Visitors centre, Skirðuklaustur
SKIRÐUKLAUSTUR (IS) - In eastern Iceland, close to the Vatnajökull National Park, a new visitors' centre has just opened its doors. As with many visitors' centres, the surrounding landscape was a source of inspiration for the building, which is constructed of local materials. In addition to a turf roof and walls of local stone, Arkís Architects have used Icelandic larch as a prominent design feature of the Snæfellsstofa visitors' centre.
This comes as something of a surprise, as you don't have to spend much time in Iceland to realize that it is a country barren of vegetation and the only trees around are those in people's backyards. The original forests, mostly birch, were cut down centuries ago, causing severe erosion. In order to stop this process, new trees are now being planted by Skógrækt Ríkisins, a government company.

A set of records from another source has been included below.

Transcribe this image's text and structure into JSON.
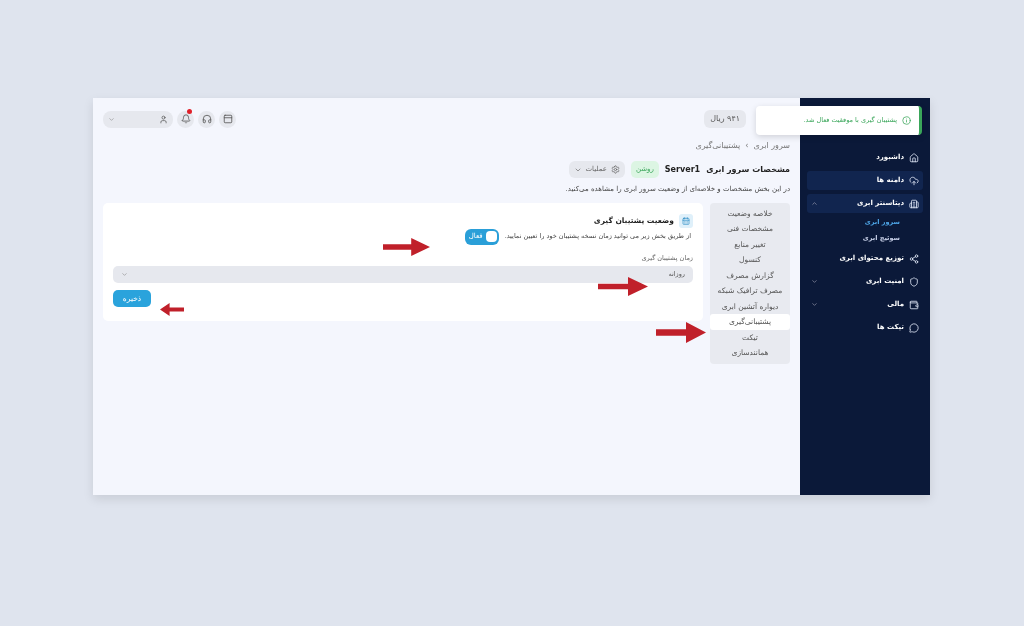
{
  "toast": {
    "message": "پشتیبان گیری با موفقیت فعال شد."
  },
  "topbar": {
    "balance": "۹۴۱ ریال",
    "notifications_unread": true
  },
  "breadcrumb": [
    "سرور ابری",
    "پشتیبانی‌گیری"
  ],
  "breadcrumb_separator": "›",
  "header": {
    "title": "مشخصات سرور ابری",
    "server": "Server1",
    "status": "روشن",
    "actions": "عملیات"
  },
  "description": "در این بخش مشخصات و خلاصه‌ای از وضعیت سرور ابری را مشاهده می‌کنید.",
  "backup": {
    "title": "وضعیت پشتیبان گیری",
    "hint": "از طریق بخش زیر می توانید زمان نسخه پشتیبان خود را تعیین نمایید.",
    "toggle": {
      "label": "فعال",
      "on": true
    },
    "schedule_label": "زمان پشتیبان گیری",
    "schedule_value": "روزانه",
    "save": "ذخیره"
  },
  "submenu": [
    {
      "label": "خلاصه وضعیت",
      "selected": false
    },
    {
      "label": "مشخصات فنی",
      "selected": false
    },
    {
      "label": "تغییر منابع",
      "selected": false
    },
    {
      "label": "کنسول",
      "selected": false
    },
    {
      "label": "گزارش مصرف",
      "selected": false
    },
    {
      "label": "مصرف ترافیک شبکه",
      "selected": false
    },
    {
      "label": "دیواره آتشین ابری",
      "selected": false
    },
    {
      "label": "پشتیبانی‌گیری",
      "selected": true
    },
    {
      "label": "تیکت",
      "selected": false
    },
    {
      "label": "همانندسازی",
      "selected": false
    }
  ],
  "sidebar": [
    {
      "label": "داشبورد",
      "highlighted": false
    },
    {
      "label": "دامنه ها",
      "highlighted": true
    },
    {
      "label": "دیتاسنتر ابری",
      "highlighted": true,
      "expanded": true,
      "children": [
        {
          "label": "سرور ابری",
          "selected": true
        },
        {
          "label": "سوئیچ ابری",
          "selected": false
        }
      ]
    },
    {
      "label": "توزیع محتوای ابری",
      "highlighted": false
    },
    {
      "label": "امنیت ابری",
      "highlighted": false,
      "expanded": false
    },
    {
      "label": "مالی",
      "highlighted": false,
      "expanded": false
    },
    {
      "label": "تیکت ها",
      "highlighted": false
    }
  ]
}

When Arkís approached the company about this particular project, they were told that they were 50 years too early, because that is how long it will take before entire buildings can be constructed out of wood grown in Iceland.
Many types of trees have been tested for Icelandic conditions, and those that have proven suitable are birch, larch and spruce. Those forests that can be found in the country consist mostly of larch, and they are located in the eastern part of the country. This made it logical for Arkís to use this wood in the visitors' centre.
As tree cultivation is at an early stage, Icelandic wood has to be used very consciously. At the moment, the trees are currently no higher than about two metres, which means that the local wood can only be used for elements such as wall panelling and terrace decking – just as in this project.
Friday | 1 October | 2010 | Iceland | Daniel Golling